In 1908, Mie was working well before the substantially assistive mechanisms of modern computational modeling. Although his successors refined the theory of scattering (for spherical particles) over subsequent years, Mie’s initial work is fitting for the relatively fundamental level of analysis in this course. As Kerker explains (5), the basic scattering functions can be derived from a process whereby the proper Ricati-Bessel function is chosen and scattering coefficients are derived: and where m indicates an index of refraction, and (and their respective primes) are the Ricati-Bessel functions chosen, and and are constants given by wave parameters (k, etc). These scattering coefficients are then combined with a mathematical tool called a “Legendre polynomial” to give amplitude functions for the scattering. Other parameters can then be derived once these functions are modeled.

Tools

1. Mathematica
2. LaTeX

Timeline

Week 1 (4/7 – 4/13)

I will refresh and further extend my knowledge of Mathematica and continue my research into the computational and theoretical aspects of Mie scattering in the context of the interstellar medium (ISM). As my project is computationally based, I will focus heavily on bridging the divide between my theoretical knowledge of scattering in the ISM and my work in Mathematica.

Week 2 (4/14 – 4/20)

For Week 2 I plan on completing a working Mathematica model for the asymmetry parameter, g, and complimenting this work as needed with research into Bessel and Ricati-Bessel functions. Mie theory is founded in the rigors of these functions and gives solutions to Maxwell’s equations that illustrates the scattering of waves by spherical particles. Specifically useful with the Bessel and Ricati-Bessel functions are the eponymous differential equations. If this work is completed I will move on to Week 3 work.

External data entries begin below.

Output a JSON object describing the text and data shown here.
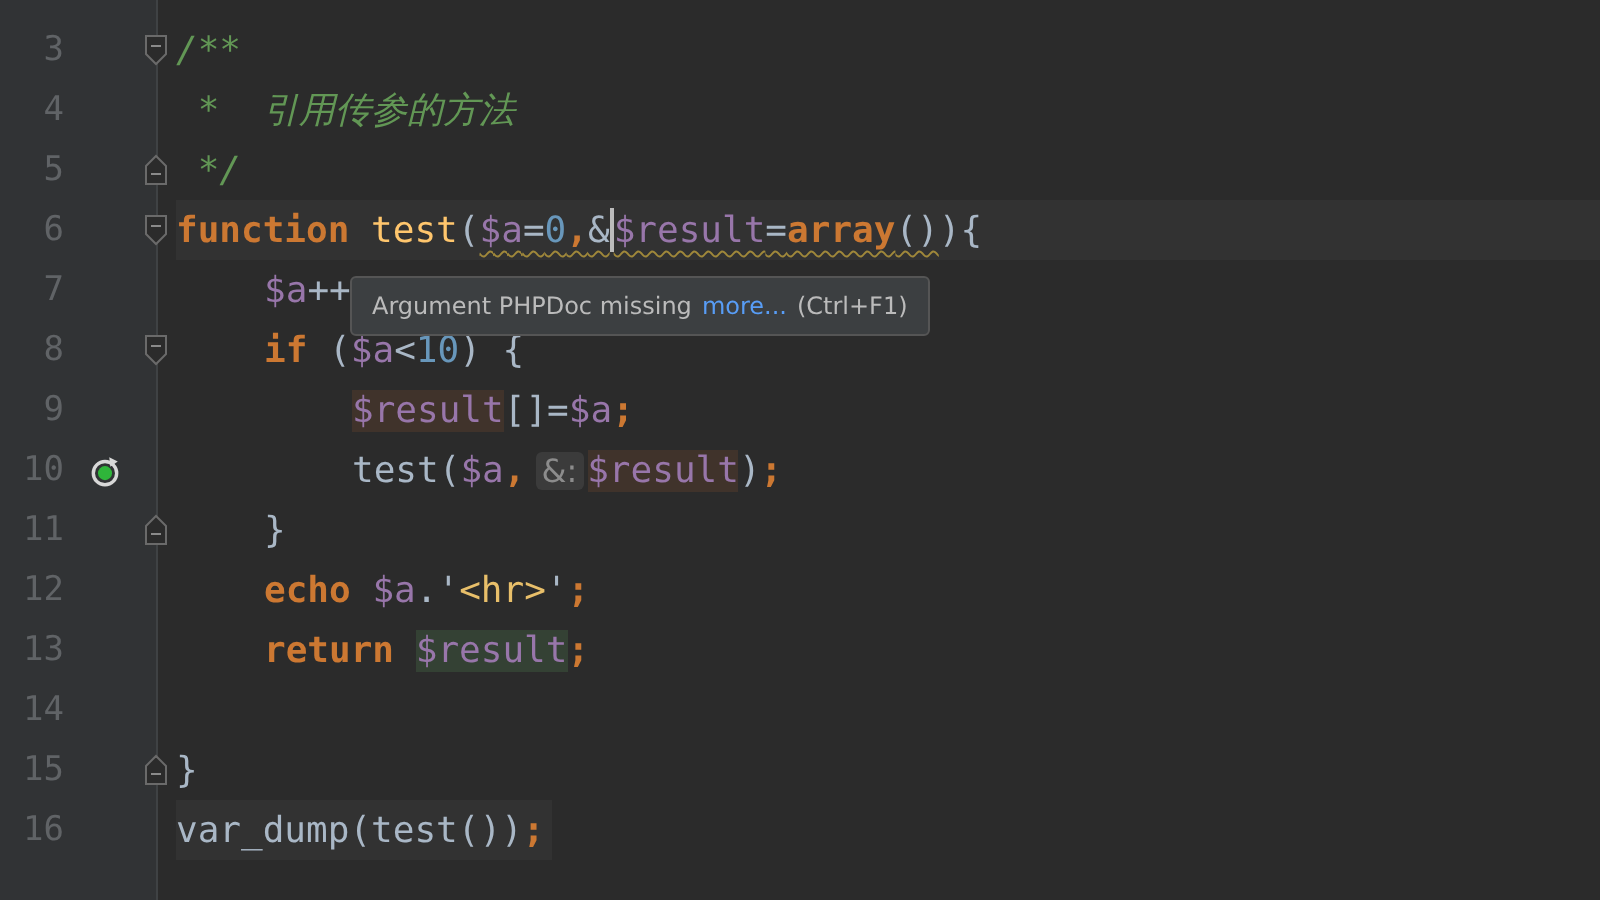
{
  "lines": [
    {
      "number": "3",
      "fold_start": true,
      "fold_end": false,
      "current": false,
      "shaded": false,
      "recursion_marker": false,
      "tokens": [
        {
          "text": "/**",
          "kind": "comment"
        }
      ]
    },
    {
      "number": "4",
      "fold_start": false,
      "fold_end": false,
      "current": false,
      "shaded": false,
      "recursion_marker": false,
      "tokens": [
        {
          "text": " *  引用传参的方法",
          "kind": "comment"
        }
      ]
    },
    {
      "number": "5",
      "fold_start": false,
      "fold_end": true,
      "current": false,
      "shaded": false,
      "recursion_marker": false,
      "tokens": [
        {
          "text": " */",
          "kind": "comment"
        }
      ]
    },
    {
      "number": "6",
      "fold_start": true,
      "fold_end": false,
      "current": true,
      "shaded": false,
      "recursion_marker": false,
      "tokens": [
        {
          "text": "function ",
          "kind": "keyword"
        },
        {
          "text": "test",
          "kind": "function"
        },
        {
          "text": "(",
          "kind": "plain"
        },
        {
          "text": "$a",
          "kind": "variable",
          "warn": true
        },
        {
          "text": "=",
          "kind": "plain",
          "warn": true
        },
        {
          "text": "0",
          "kind": "number",
          "warn": true
        },
        {
          "text": ",",
          "kind": "keyword",
          "warn": true
        },
        {
          "text": "&",
          "kind": "plain",
          "warn": true,
          "caret": true
        },
        {
          "text": "$result",
          "kind": "variable",
          "warn": true
        },
        {
          "text": "=",
          "kind": "plain",
          "warn": true
        },
        {
          "text": "array",
          "kind": "keyword",
          "warn": true
        },
        {
          "text": "()",
          "kind": "plain",
          "warn": true
        },
        {
          "text": "){",
          "kind": "plain"
        }
      ],
      "children": [
        {
          "number": "7",
          "fold_start": false,
          "fold_end": false,
          "current": false,
          "shaded": false,
          "recursion_marker": false,
          "tokens": [
            {
              "text": "$a",
              "kind": "variable"
            },
            {
              "text": "++",
              "kind": "plain"
            }
          ]
        },
        {
          "number": "8",
          "fold_start": true,
          "fold_end": false,
          "current": false,
          "shaded": false,
          "recursion_marker": false,
          "tokens": [
            {
              "text": "if",
              "kind": "keyword"
            },
            {
              "text": " (",
              "kind": "plain"
            },
            {
              "text": "$a",
              "kind": "variable"
            },
            {
              "text": "<",
              "kind": "plain"
            },
            {
              "text": "10",
              "kind": "number"
            },
            {
              "text": ") {",
              "kind": "plain"
            }
          ],
          "children": [
            {
              "number": "9",
              "fold_start": false,
              "fold_end": false,
              "current": false,
              "shaded": false,
              "recursion_marker": false,
              "tokens": [
                {
                  "text": "$result",
                  "kind": "usage"
                },
                {
                  "text": "[]=",
                  "kind": "plain"
                },
                {
                  "text": "$a",
                  "kind": "variable"
                },
                {
                  "text": ";",
                  "kind": "keyword"
                }
              ]
            },
            {
              "number": "10",
              "fold_start": false,
              "fold_end": false,
              "current": false,
              "shaded": false,
              "recursion_marker": true,
              "tokens": [
                {
                  "text": "test(",
                  "kind": "plain"
                },
                {
                  "text": "$a",
                  "kind": "variable"
                },
                {
                  "text": ",",
                  "kind": "keyword"
                },
                {
                  "text": "&:",
                  "kind": "hint"
                },
                {
                  "text": "$result",
                  "kind": "usage"
                },
                {
                  "text": ")",
                  "kind": "plain"
                },
                {
                  "text": ";",
                  "kind": "keyword"
                }
              ]
            }
          ]
        },
        {
          "number": "11",
          "fold_start": false,
          "fold_end": true,
          "current": false,
          "shaded": false,
          "recursion_marker": false,
          "tokens": [
            {
              "text": "}",
              "kind": "plain"
            }
          ]
        },
        {
          "number": "12",
          "fold_start": false,
          "fold_end": false,
          "current": false,
          "shaded": false,
          "recursion_marker": false,
          "tokens": [
            {
              "text": "echo ",
              "kind": "keyword"
            },
            {
              "text": "$a",
              "kind": "variable"
            },
            {
              "text": ".'",
              "kind": "plain"
            },
            {
              "text": "<hr>",
              "kind": "tag"
            },
            {
              "text": "'",
              "kind": "plain"
            },
            {
              "text": ";",
              "kind": "keyword"
            }
          ]
        },
        {
          "number": "13",
          "fold_start": false,
          "fold_end": false,
          "current": false,
          "shaded": false,
          "recursion_marker": false,
          "tokens": [
            {
              "text": "return ",
              "kind": "keyword"
            },
            {
              "text": "$result",
              "kind": "assignment"
            },
            {
              "text": ";",
              "kind": "keyword"
            }
          ]
        },
        {
          "number": "14",
          "fold_start": false,
          "fold_end": false,
          "current": false,
          "shaded": false,
          "recursion_marker": false
        }
      ]
    },
    {
      "number": "15",
      "fold_start": false,
      "fold_end": true,
      "current": false,
      "shaded": false,
      "recursion_marker": false,
      "tokens": [
        {
          "text": "}",
          "kind": "plain"
        }
      ]
    },
    {
      "number": "16",
      "fold_start": false,
      "fold_end": false,
      "current": false,
      "shaded": true,
      "recursion_marker": false,
      "tokens": [
        {
          "text": "var_dump(test())",
          "kind": "plain"
        },
        {
          "text": ";",
          "kind": "keyword"
        }
      ]
    }
  ],
  "tooltip": {
    "text": "Argument PHPDoc missing",
    "link": "more...",
    "shortcut": "(Ctrl+F1)"
  }
}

Week 3 (4/21 – 4/27)

I will continue modeling. My initial research into the theory will be added to as needed. As time permits, I will continue on to explore the utility of Mie theory and scattering within the ISM as it relates to the derivation of other interstellar grain properties.

Week 4 (4/28 -5/4)

I will finalize any lingering modeling. My results will be nearly all in and I will begin to wrap up my blog – focusing on visualizations (plots and animations) and ensuring that they function properly within the blog space. This week will be mainly devoted to polishing off my blog posts (data and results especially), i.e. making all aspects of the blog look aesthetically pleasing.

Week 5 (5/5 – 5/11)

This week concludes my project as I finish commenting on my peer’s blog posts.

Collaborators

While I plan on working alone, Professor Magnes will be assisting and advising as this project progresses. Both of my predecessors focused on the theory and modeling of Rayleigh scattering – a related phenomena but still outside of the purview of my project. I intend to move in a direction much different than my predecessors who explored scattering of the Rayleigh domain. I do, however, anticipate that as my project develops, I will be reflecting on my results and the possibility exists to compare and contrast them in the context of the work done by these individuals. I cannot predict what these comparisons may entail, but as I conclude my project, these ties may reflect elements shared between background theory, computational processes, and my results.

# Project Proposal – Scattering and the Interstellar Medium (ISM)

For my project, I will be studying Mie scattering and it’s relevance to the study of the interstellar medium. The ISM, the space between stars and galaxies, is filled with gas (atomic and molecular), dust, and is permeated by radiation – starlight. Observations of various astrophysical phenomena show that along a given line of sight, their is “extinction” of this radiation. Scattering and absorption account for these observations and occur due to the presence of various dust grains within the ISM. I will model Mie scattering and look at the asymmetry parameter g, a measure of the fraction of light scattered in the forward direction, in an effort to model the relationship between this value and dust grain properties  such as size, composition, etc.